Investor & wealth taxes
There was no pledge in the 2019 Conservative manifesto to not raise taxes on capital gains or dividends. Whilst no rises were introduced in the March 2020 Budget, they could occur in future years. After all, there is precedent for this. Under the Thatcher Conservative government made capital gains tax (CGT) equivalent to income tax brackets (as opposed to the current system where the former is lower than the latter). The likelihood of a CGT rise is unknown, however, since it could be politically costly and the extra revenue could be limited (e.g. only £8bn).
Another idea that has been floated is a proposed “wealth tax” – led by academics from LSE and other universities in a 2020 report by the Wealth Tax Commission. This suggests levying a “one off” tax on assets over £500,000 (including property) to raise £260bn, to try and rectify some of the public debt brought about by COVID-19. Such a tax seems unlikely at present, but it seems to remain a possibility which could become less distant if, say, a Labour government is elected at some point in the next 5 years.

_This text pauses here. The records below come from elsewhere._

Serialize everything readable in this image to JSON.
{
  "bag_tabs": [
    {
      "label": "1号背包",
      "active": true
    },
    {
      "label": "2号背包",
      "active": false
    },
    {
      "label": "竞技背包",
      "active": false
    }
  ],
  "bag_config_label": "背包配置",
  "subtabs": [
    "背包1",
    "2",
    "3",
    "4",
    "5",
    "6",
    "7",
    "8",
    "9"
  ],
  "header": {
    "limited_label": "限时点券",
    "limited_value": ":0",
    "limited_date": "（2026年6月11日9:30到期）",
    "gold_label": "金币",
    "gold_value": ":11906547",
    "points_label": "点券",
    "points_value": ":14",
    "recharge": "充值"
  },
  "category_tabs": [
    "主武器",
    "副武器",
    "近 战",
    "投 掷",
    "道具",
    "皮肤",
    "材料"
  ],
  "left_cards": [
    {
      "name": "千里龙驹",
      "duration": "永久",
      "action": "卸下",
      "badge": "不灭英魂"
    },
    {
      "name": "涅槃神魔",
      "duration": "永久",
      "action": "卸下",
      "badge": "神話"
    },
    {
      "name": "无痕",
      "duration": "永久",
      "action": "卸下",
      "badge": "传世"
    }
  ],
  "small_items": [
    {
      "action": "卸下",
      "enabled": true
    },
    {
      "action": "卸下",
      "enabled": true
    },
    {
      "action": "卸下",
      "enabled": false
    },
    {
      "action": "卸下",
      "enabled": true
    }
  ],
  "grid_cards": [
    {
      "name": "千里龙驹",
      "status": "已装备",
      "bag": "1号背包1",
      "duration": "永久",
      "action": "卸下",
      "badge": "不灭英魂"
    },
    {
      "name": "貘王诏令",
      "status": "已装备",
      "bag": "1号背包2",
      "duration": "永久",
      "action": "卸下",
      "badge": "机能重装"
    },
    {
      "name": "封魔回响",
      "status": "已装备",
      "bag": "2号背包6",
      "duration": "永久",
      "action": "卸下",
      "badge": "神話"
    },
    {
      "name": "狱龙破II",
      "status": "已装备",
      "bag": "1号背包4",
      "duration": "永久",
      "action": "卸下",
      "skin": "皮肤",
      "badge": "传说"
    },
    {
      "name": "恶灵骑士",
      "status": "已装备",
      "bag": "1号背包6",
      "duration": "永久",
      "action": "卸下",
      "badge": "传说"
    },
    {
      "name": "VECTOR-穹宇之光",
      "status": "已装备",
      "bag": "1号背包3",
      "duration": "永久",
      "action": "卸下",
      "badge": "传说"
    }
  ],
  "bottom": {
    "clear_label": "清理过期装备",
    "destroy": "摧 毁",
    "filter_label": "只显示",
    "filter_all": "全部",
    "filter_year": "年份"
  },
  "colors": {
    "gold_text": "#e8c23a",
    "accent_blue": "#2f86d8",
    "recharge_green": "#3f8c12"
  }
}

Property, business & “green” taxes
Perhaps the most notable announcement in the March 2020 budget was the new corporation tax rate which will be introduced in April 2023. This will levy a 25% rate on company profits exceeding £50,000. All other businesses will pay the current 19%. Yet this may not be the end of the matter regarding business taxes. In particular, a new “digital tax” is still under review which could levy a 2% tax on social media services, search engines and online marketplaces in an attempt to “level the playing field” with highstreet shops (who pay business rates).
With regards to property, at the present time the “stamp duty holiday” has been extended until June 2021 to try and stabilise the housing market, encourage transactions and ease the deal backlog. Yet the Chancellor may be minded to go a step further in future months/years, getting rid of council tax and stamp duty altogether for a “property tax”. The Fairer Share campaign suggests an annual flat rate property tax of 0.48%, although such a huge change could be very hard for the UK government to introduce. Perhaps more likely is the possible introduction of a range of new “green taxes” in the near future. These could include higher fuel duties and/or reduced VAT on energy-saving products, such as insulation and solar panels.
All of the above, at this stage, is educated guesswork about what the UK government may do with taxes in 2021, 2022 and beyond. If recent experience with the March 2020 budget has taught anything, it is to try and expect the unexpected. Making drastic changes to your financial plan based on what “might happen”, therefore, is probably a bad idea. However, the range of likely scenarios could have important implications for your financial plan. Having an inflexible financial plan, for instance, could leave little room for manoeuvre if the tax landscape changes.
If you are interested in starting a conversation about your own financial plan or investments, then we’d love to hear from you. Please contact us to arrange a free, no-commitment consultation with a member of our team here at Elmfield Financial Planning in Padiham, Burnley, Lancashire.
Reach us via:
T: 01282 772938